““As far as they are concerned, I can go to heaven but I have to go to jail first.” – Carlos Celdran

More photos of the La Solidaridad walk at Rizal Park.

I make it a point to invite my husband to events I attend especially if it falls on a weekend. So one lazy afternoon, I emailed my husband about Carlos Celdran’s LA SOLIDARIDAD WALK – A Cosplay, Iphone/Android, Vintage photo Stroll, LUNETA! scheduled for Sunday at 4:00 PM. To my utter surprise, he emailed back immediately: “Yes, let’s all go. Let’s show solidarity with Carlos Celdran and the cause of free speech and expression.”

It made me smile that he wanted to dress up as a priest. It’s nothing new. Butch once played a friar role when he used to be with the UP Repertory. Of course, we wanted to support Carlos Celdran and others for the freedom of speech and expression. In fact, this should cover political prisoners as well. Free all political prisoners is also my battle cry.

luneta park walk in the park

I can shout out and say “what an awesome Solidaridad walking tour of Luneta!”. Am I glad , Butch and I went? Carlos spoke of the need for parks, freedom of speech, and Jose Rizal. I was amazed to see the almost 200 people who came to today’s free tour.

carlos celdran with my husband

I was there to support Carlos not by fighting but by celebrating Jose Rizal’s FIGHT for Freedom.

damaso 1
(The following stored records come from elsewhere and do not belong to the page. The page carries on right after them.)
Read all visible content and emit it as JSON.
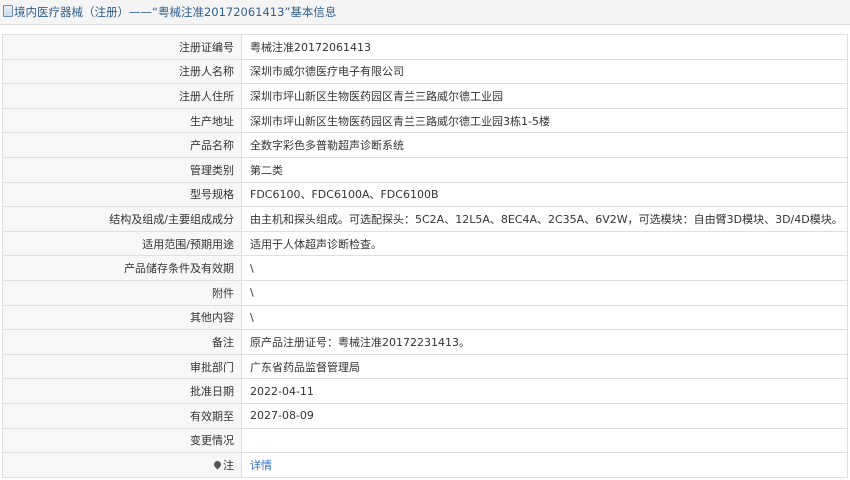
{
  "header": {
    "icon": "document-icon",
    "title": "境内医疗器械（注册）——“粤械注准20172061413”基本信息"
  },
  "rows": [
    {
      "label": "注册证编号",
      "value": "粤械注准20172061413"
    },
    {
      "label": "注册人名称",
      "value": "深圳市威尔德医疗电子有限公司"
    },
    {
      "label": "注册人住所",
      "value": "深圳市坪山新区生物医药园区青兰三路威尔德工业园"
    },
    {
      "label": "生产地址",
      "value": "深圳市坪山新区生物医药园区青兰三路威尔德工业园3栋1-5楼"
    },
    {
      "label": "产品名称",
      "value": "全数字彩色多普勒超声诊断系统"
    },
    {
      "label": "管理类别",
      "value": "第二类"
    },
    {
      "label": "型号规格",
      "value": "FDC6100、FDC6100A、FDC6100B"
    },
    {
      "label": "结构及组成/主要组成成分",
      "value": "由主机和探头组成。可选配探头：5C2A、12L5A、8EC4A、2C35A、6V2W，可选模块：自由臂3D模块、3D/4D模块。"
    },
    {
      "label": "适用范围/预期用途",
      "value": "适用于人体超声诊断检查。"
    },
    {
      "label": "产品储存条件及有效期",
      "value": "\\"
    },
    {
      "label": "附件",
      "value": "\\"
    },
    {
      "label": "其他内容",
      "value": "\\"
    },
    {
      "label": "备注",
      "value": "原产品注册证号：粤械注准20172231413。"
    },
    {
      "label": "审批部门",
      "value": "广东省药品监督管理局"
    },
    {
      "label": "批准日期",
      "value": "2022-04-11"
    },
    {
      "label": "有效期至",
      "value": "2027-08-09"
    },
    {
      "label": "变更情况",
      "value": ""
    }
  ],
  "note_row": {
    "icon": "pin-icon",
    "label": "注",
    "link": "详情"
  }
}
My husband dressed up like a friar while I wore a modern Maria Clara outfit. Butch had a lot of photo requests together with this guy who dressed up as “Jose Rizal cum Carlos Celdran” raising a “Damaso” signage.


The meeting place at the Agrifina Circle (I found out it is a word coined from the Department of Agriculture and Finance) right in front of the steps of the National Museum of the Filipino People was a challenge at first. The guard at the National Museum did not even know about it.
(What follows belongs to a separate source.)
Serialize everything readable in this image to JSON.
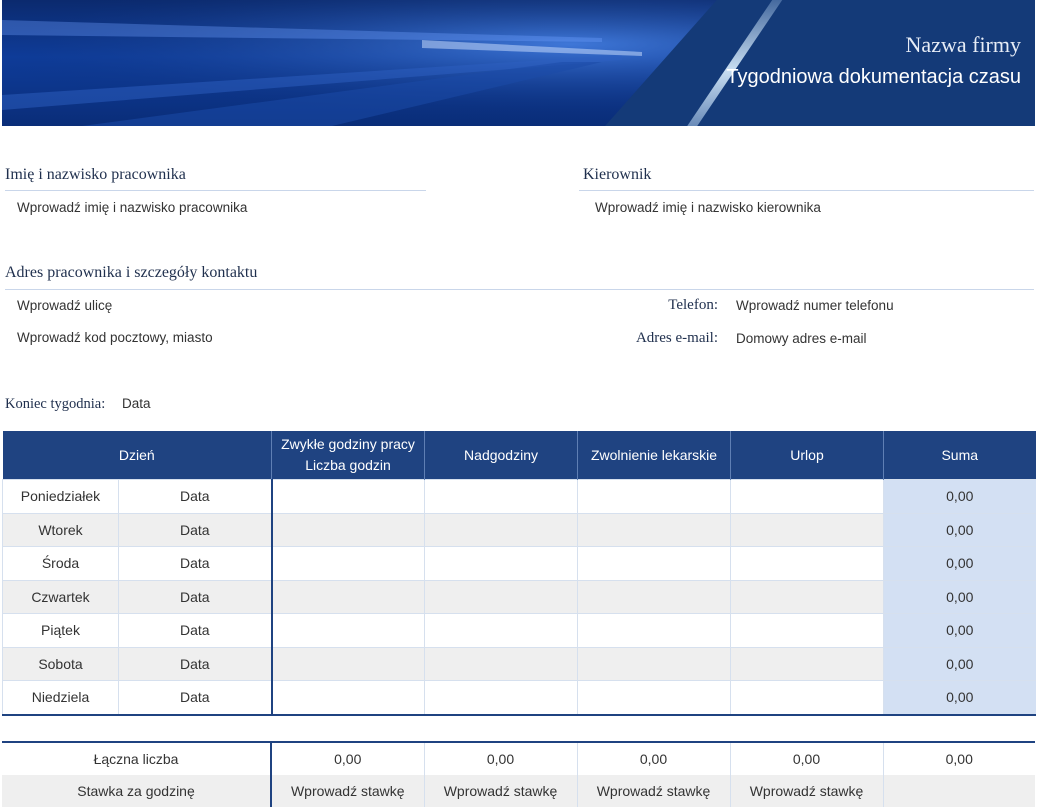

luneta park damaso

I was a bit disappointed that many did not dress up in costume or their favorite Rizalian era character. Good thing Carlos brought in some “bowler” hats which added color to the walk. It has been years since I got to visit Rizal Park. My husband (then my ex-boyfriend) and I walked Luneta Park in the late seventies. It was interesting to see the changes .

tour of luneta

Using my iphone, I looked at old photos of Luneta online while capturing this beautiful day on instagram, twitter and facebook so the world can see the awesome new renovations of our national park.

filipino thomas rail

There were so many families that day. Kids can run around the grass or ride around the free tranvia. Being at the park is so much better than being at the mall . Carlos told us that there are CCTV cameras all around. Even the public toilet is much cleaner. WE need more parks for our children. The sad thing is there are limited spaces for parks. People should also learn to clean up after their mess.

picnic at the park

We also checked out the new dancing fountain, the larger than life Philippine Map, the newly renovated gardens, and photographed ourselves in a ““DAMASO” Rizal Derby Hat inside our Damaso Photobooth at Art Park! A guard asked my husband “Father, do they have a permit for their video camera?”. I just had to laugh. My husband must have played such a convincing priestly role.

luneta park

Carlos capped the walk with a visit to the site where Jose Rizal was shot back in 1896. It was there where we all shouted “Freedom”.

carlos celdran1

What a wonderful feeling it is to be part of this solidarity walk, to cry for “freedom”. Butch and I sat down in one of the food kiosks and recalled the good old days when we strolled in Luneta Park.

ate at rizal park

It was martial law then with absolutely no freedom of speech. We must never forget those days. Today, freedom of speech is once again tested under the guise of “offending religious feelings” when the protest was really about the Church interfering in politics.

Raul Pangalangan articulates it in his Inquirer column:

How can Carlos Celdran be irreligious when his intent was merely to be impolitic? In other words, what we have here is not religious speech. It is political to the core. His intent was to protest the clergy’s opposition to the then reproductive health bill. His explicit message was that the Church should keep its hands off secular politics and respect the constitutional wall of separation. His symbolism, the bowler hat and funereal suit, came from Jose Rizal, and Damaso is from Rizal’s ““Noli Me Tangere” that all students are required by law to read.

carlos celdran rizal park

Raul Pangalagan adds that “when it comes to freedom of speech, irreverence is irrelevant. Nice speech doesn’t need constitutional protection. Only offensive speech does. Chairman Mao said: ““A revolution is not a dinner party … it cannot be so refined, so leisurely and gentle, so temperate, kind, courteous, restrained and magnanimous.” Given the deep injustices that the Damaso caper protested, including dark episodes in the Catholic Church’s own history, Celdran’s rant was far too genteel and civilized, and only exposes the gap between the worship that is performed in the temples and the transformative faith that we must live out in our lives.”

What a fitting place it is to be here at Rizal Park as we paused to reflect our fight for freedom of speech.

freedom of speech

More photos of the La Solidaridad walk at Rizal Park.